Joseph Chou worked at Warners on the Animatrix, which was one of the top selling anime DVDs this side of the first Pokemon movie in the North American market, before forming his own Axis Productions where Chou has played a major role in the production and marketing of Appleseed: Ex Machina. Chou took some time to discuss his involvement with the project as well as the future of theatrical and home video entertainment. In Part One, he discusses the successful launch of the Ex Machina DVD and the contributions of producer John Woo and director Shinji Aramaki.
Tell us a little bit about your background and how you became involved in Appleseed Ex Machina.
Yes, well I'm a producer of Appleseed Ex Machina. As for my background I started at Warner Bros. with planning and development on the Animatrix. I worked on the business side on it, and I was also working on something called the "Anime Business Committee" through which Warner Bros. was trying to find a strategy to become involved in anime, and I worked on that for awhile. Then I decided to come out and pursue my own productions and my first project is this (Appleseed Ex Machina). The last five years I have been focusing on anime production and films based on anime and manga.
Well the Animatrix certainly was a big hit -- at least in the American market, wasn't it?

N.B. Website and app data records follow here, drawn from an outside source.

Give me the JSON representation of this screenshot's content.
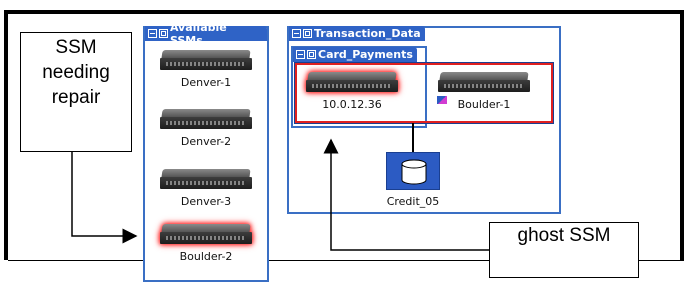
{
  "available_panel": {
    "title": "Available SSMs",
    "devices": [
      {
        "label": "Denver-1",
        "highlight": false
      },
      {
        "label": "Denver-2",
        "highlight": false
      },
      {
        "label": "Denver-3",
        "highlight": false
      },
      {
        "label": "Boulder-2",
        "highlight": true
      }
    ]
  },
  "transaction_panel": {
    "title": "Transaction_Data",
    "card_payments": {
      "title": "Card_Payments",
      "devices": [
        {
          "label": "10.0.12.36",
          "highlight": true
        },
        {
          "label": "Boulder-1",
          "highlight": false
        }
      ]
    },
    "database": {
      "label": "Credit_05"
    }
  },
  "annotations": {
    "repair_note": [
      "SSM",
      "needing",
      "repair"
    ],
    "ghost_note": "ghost SSM"
  },
  "colors": {
    "panel_blue": "#2f63c6",
    "alert_red": "#e02020",
    "db_blue": "#2c5bc3"
  }
}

Yeah, I think that did about 2.5 million units worldwide, so I think it's done really well.
How is Appleseed Ex Machina doing on DVD -- it's been out about ten days now hasn't it?
It's been out over a week. So far it's been selling out pretty much whenever it hits the stands in Best Buy and Wal-Mart, and all the major chains that we are hitting. By now I think it's sold through 100,000 units. I hope this continues -- with John Woo producing we are trying to reach out to a larger market -- obviously anime fans are the core market for this title, but we also wanted to reach out to a wider audience. This is the sort of thing that I think in the future we can do to serve the market outside of
We've heard that almost 30% of the sales of Ex Machina so far have been in the Blu-ray format, how do you explain that?
I'm a little surprised, but at the same time I realize that the fans came out in droves and supported the 2-disc Special Edition and the Blu-ray really well in spite of the higher price points. One thing I think it shows is that anime fans are really on the cutting edge of technology as they were when DVD was first introduced, and secondly I think a lot of them are also PlayStation 3 owners -- and I also think that Ex Machina has a real appeal to gamers.
The John Woo name should also help you interest the action film audience?
That was our hope. John Woo is one of those names that actually carries some meaning; we hope to reach out to people who really like his films, like his style -- I'm certainly one of them, I grew up watching his Hong Kong stuff when I was in Korea -- and I really hope that John Woo fans or just action fans will find this interesting.
Can you describe the sort of input that John Woo had on this Appleseed project?
Actually we tried to cover this question in the special features that are included on the DVD. He was involved from the story stage, he had input on the story and also on the action elements. We had a few meetings with Shinji Aramaki, the director, and John Woo together. Woo gave us a lot of input; it was a lot of creative advice. But I was surprised and very impressed by his suggestions for us to think about emotional moments that would actually make the action scenes matter. He knew how to touch the emotional core by doing certain things that really got to the hearts of the characters and what they care about. That's when you start to realize that the John Woo style is not all about the flash and slo-mo action sequences, there's really something deeper than that. It's something that we were really impressed with and hopefully something that is reflected in the film.
You can see in the movie how Deunan has bonded with Briareos and how she develops feelings for Tereus.
Well it's easy to just do straight action and cool sequences, but he really knew how to push those emotional buttons, and kind of have us realize what would cause us to care more about these characters. And the themes of the triangle, and the test of friendship and the test of love, these are some of the themes that John Woo explores in his movies, and I think that was also part of the reason that he found the project attractive.
There were a lot of "John Woo" touches, the balletic use of slow motion, the spent cartridges cascading to the floor, the slo-mo bullet shot, and they seemed to fit right in place in this movie.
Thank you -- it's interesting in the first scene where you see the dove flying and the cathedral and rescue of the hostages -- those were actually done without John's input, but as a sort of homage to him. That was done as a sort of sales promo and when it was first shown to John, the filmmakers were kind of afraid that he might get a little upset, but he was a great sport about it, and he turned around and came up with some ways to improve those scenes. So when you see the opening it's actually a combination of the team's idea of what John's action style would be like in this medium and then he also came in and tweaked it to make it better. I thought it was a pretty interesting collaboration.
The movie also has lots of mecha action for anime fans, and some great mecha designs, which testify to Aramaki's expertise.
Obviously Aramaki is well known as the designer of the mecha in Robotech, Mospeada, Bubblegum Crisis -- a lot of the classic mecha designs. He's known for that and I think it shows through how much he cares about the designs of the mecha and the weapons -- and this film does showcase his ability as a designer as well as a director and we hope to do more of this actually.
For Part 2, click here.